How safe are they?
In the absence of any regulator in this space you may have doubts before making any payment. The defence of the owners of these sites: the online space is mainly self-regulated. Online companies, such as Makemytrip, Cleartrip and Yatra, have been around for a long time and all are self-regulated, they say. “Today brands are made and killed on social media so customers are the governing council themselves,” says John Kuruvilla, CEO and founder, Taggle.
Moreover, the sites need to get proper approvals to secure payments before setting up shop. “We go through proper approvals for our payment gateways. Our sites are verified by certification agencies such as VeriSign Authentication Services,” says Singh.
It is important to check that the group buying sites dealing with third-party data is secured enough or not. Says Pavan Duggal, cyber law expert, “When you are giving sensitive information, check if the URL of these sites start with https. Also check if the sites have a secured payment gateway that authenticates your transactions. If the site is using a secure payment gateway then you will be taken to a different page. You should also see if the sites are certified by authentication service providers which issue digital signatures and authenticate electronic record and transactions.”

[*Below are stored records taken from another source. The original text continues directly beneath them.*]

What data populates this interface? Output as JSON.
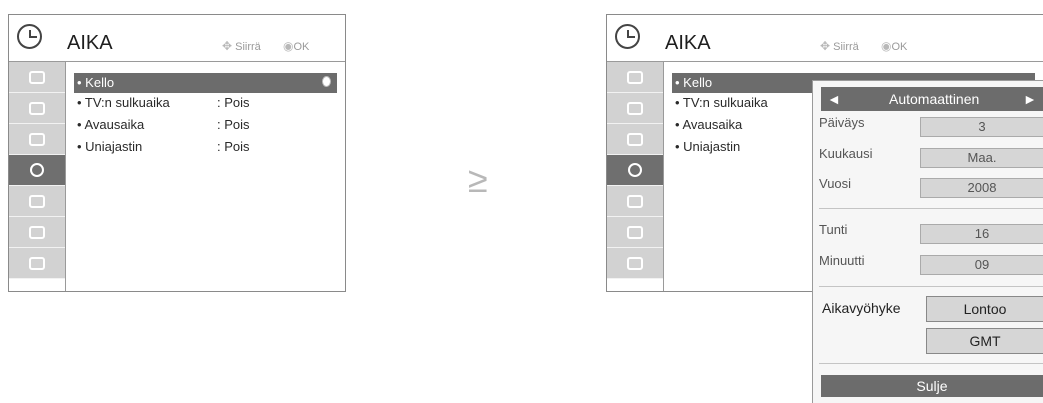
{
  "left": {
    "title": "AIKA",
    "hint_move": "Siirrä",
    "hint_ok": "OK",
    "rows": [
      {
        "label": "• Kello",
        "value": ""
      },
      {
        "label": "• TV:n sulkuaika",
        "value": ": Pois"
      },
      {
        "label": "• Avausaika",
        "value": ": Pois"
      },
      {
        "label": "• Uniajastin",
        "value": ": Pois"
      }
    ]
  },
  "right": {
    "title": "AIKA",
    "hint_move": "Siirrä",
    "hint_ok": "OK",
    "rows": [
      "• Kello",
      "• TV:n sulkuaika",
      "• Avausaika",
      "• Uniajastin"
    ]
  },
  "arrow": "≥",
  "dialog": {
    "mode": "Automaattinen",
    "left_arrow": "◄",
    "right_arrow": "►",
    "paivays_label": "Päiväys",
    "paivays": "3",
    "kuukausi_label": "Kuukausi",
    "kuukausi": "Maa.",
    "vuosi_label": "Vuosi",
    "vuosi": "2008",
    "tunti_label": "Tunti",
    "tunti": "16",
    "minuutti_label": "Minuutti",
    "minuutti": "09",
    "aikavyohyke_label": "Aikavyöhyke",
    "zone": "Lontoo",
    "gmt": "GMT",
    "close": "Sulje"
  }
}
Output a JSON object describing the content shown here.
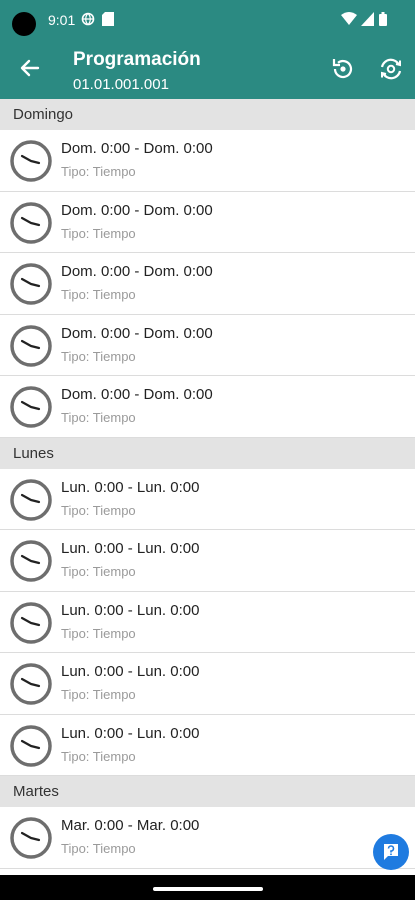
{
  "status": {
    "time": "9:01"
  },
  "header": {
    "title": "Programación",
    "subtitle": "01.01.001.001"
  },
  "sections": [
    {
      "name": "Domingo",
      "items": [
        {
          "range": "Dom. 0:00 - Dom. 0:00",
          "type": "Tipo: Tiempo"
        },
        {
          "range": "Dom. 0:00 - Dom. 0:00",
          "type": "Tipo: Tiempo"
        },
        {
          "range": "Dom. 0:00 - Dom. 0:00",
          "type": "Tipo: Tiempo"
        },
        {
          "range": "Dom. 0:00 - Dom. 0:00",
          "type": "Tipo: Tiempo"
        },
        {
          "range": "Dom. 0:00 - Dom. 0:00",
          "type": "Tipo: Tiempo"
        }
      ]
    },
    {
      "name": "Lunes",
      "items": [
        {
          "range": "Lun. 0:00 - Lun. 0:00",
          "type": "Tipo: Tiempo"
        },
        {
          "range": "Lun. 0:00 - Lun. 0:00",
          "type": "Tipo: Tiempo"
        },
        {
          "range": "Lun. 0:00 - Lun. 0:00",
          "type": "Tipo: Tiempo"
        },
        {
          "range": "Lun. 0:00 - Lun. 0:00",
          "type": "Tipo: Tiempo"
        },
        {
          "range": "Lun. 0:00 - Lun. 0:00",
          "type": "Tipo: Tiempo"
        }
      ]
    },
    {
      "name": "Martes",
      "items": [
        {
          "range": "Mar. 0:00 - Mar. 0:00",
          "type": "Tipo: Tiempo"
        }
      ]
    }
  ],
  "fab": {
    "icon": "help-icon"
  },
  "colors": {
    "appbar": "#2b8a82",
    "fab": "#1f7be0",
    "section_bg": "#e3e3e3"
  }
}
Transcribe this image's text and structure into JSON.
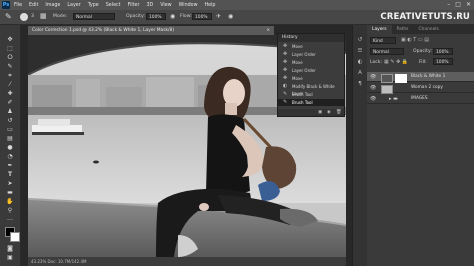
{
  "app": {
    "logo": "Ps"
  },
  "menubar": {
    "items": [
      "File",
      "Edit",
      "Image",
      "Layer",
      "Type",
      "Select",
      "Filter",
      "3D",
      "View",
      "Window",
      "Help"
    ],
    "controls": [
      "–",
      "□",
      "✕"
    ]
  },
  "watermark": "CREATIVETUTS.RU",
  "options": {
    "brush_size": "3",
    "mode_label": "Mode:",
    "mode_value": "Normal",
    "opacity_label": "Opacity:",
    "opacity_value": "100%",
    "flow_label": "Flow:",
    "flow_value": "100%"
  },
  "document": {
    "tab_title": "Color Correction 1.psd @ 43.2% (Black & White 1, Layer Mask/8)",
    "close": "×",
    "status": "43.23%   Doc: 10.7M/142.4M"
  },
  "history": {
    "title": "History",
    "items": [
      {
        "label": "Move",
        "icon": "move-icon",
        "glyph": "✥"
      },
      {
        "label": "Layer Order",
        "icon": "move-icon",
        "glyph": "✥"
      },
      {
        "label": "Move",
        "icon": "move-icon",
        "glyph": "✥"
      },
      {
        "label": "Layer Order",
        "icon": "move-icon",
        "glyph": "✥"
      },
      {
        "label": "Move",
        "icon": "move-icon",
        "glyph": "✥"
      },
      {
        "label": "Modify Black & White Layer",
        "icon": "adjustment-icon",
        "glyph": "◐"
      },
      {
        "label": "Brush Tool",
        "icon": "brush-icon",
        "glyph": "✎"
      },
      {
        "label": "Brush Tool",
        "icon": "brush-icon",
        "glyph": "✎"
      }
    ],
    "active_index": 7
  },
  "layers": {
    "tabs": [
      "Layers",
      "Paths",
      "Channels"
    ],
    "active_tab": 0,
    "kind_value": "Kind",
    "blend_value": "Normal",
    "opacity_label": "Opacity:",
    "opacity_value": "100%",
    "lock_label": "Lock:",
    "fill_label": "Fill:",
    "fill_value": "100%",
    "rows": [
      {
        "name": "Black & White 1",
        "selected": true
      },
      {
        "name": "Woman 2 copy",
        "selected": false
      },
      {
        "name": "IMAGES",
        "selected": false
      }
    ]
  },
  "colors": {
    "accent": "#2d8ceb",
    "foreground_swatch": "#000000",
    "background_swatch": "#ffffff"
  }
}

Choosing a site: The best parameter of judging a site is the quality of merchants featured on the platform. Some sites are selective in the businesses they feature and turn away many merchants who don’t meet quality standards. “One way to differentiate these sites is to look out for good services and brands. You should be convinced about the services or products from the merchants,” says Alok Mittal, managing director, Canaan India, a venture capital firm.
“If you don’t want to go to five different sites then you can check the deals on the aggregator site and compare the merchants, services and products before you make up your mind,” adds Mittal.
Do you get the best deal?
Though you do get discounts, you may not get the best product in return. “Mostly deals are for items that are slow-moving and may not be of the best quality and fashion because for merchants, group buying sites are a marketing platform,” says Purnendu Kumar, vice-president (retail), Technopak Advisors, a retail consultancy firm.
Discounts are basically a marketing expense to revitalize a stale customer base or attract new ones. “Normally, merchants pay upfront to advertise without knowing how many customers will come to them. Group buying sites allow them to acquire a customer with surety,” says Bubna.
Gadgets and electronic goods are usually a little dated and not cutting edge. “For instance, if a cellphone is running end of life cycle and there is stock lying, then the company may be willing to sell at a lower price by giving discounts as well as pay a certain commission to sites for clearing their stocks,” says Mittal.
Watch out for
Time frame: Though purchasing coupons is very easy, redeeming them is another question. The offer may be at a particular place and available at a particular time, which may not match with your requirement. Also, keep in mind the expiry date of a deal.
Artificial discounts: You may need to guard against inflated services, which may be actually cheaper. Says Amit Azad, director, Delhi-based Azad Financial Services, a financial advisory firm, “I got a deal for a resort at Rs499 believing it was worth Rs1,000 while the actual cost was only Rs600 at the resort itself. Then, I was promised lunch with a menu consisting of both vegetable and non-vegetable items but only vegetable items were served.”
No replacement: Once the deal is through, refund or replacement may not be possible in most sites.
No regulator: If the merchant does not honour a discount voucher, you will be left chasing the consumer complaints forum of these sites. Then there are other security issues discussed earlier in the story.
While these sites offer deals that look good, do not indulge in impulsive shopping. Check the availability, location and time frame, besides looking at other fine print before choosing a deal.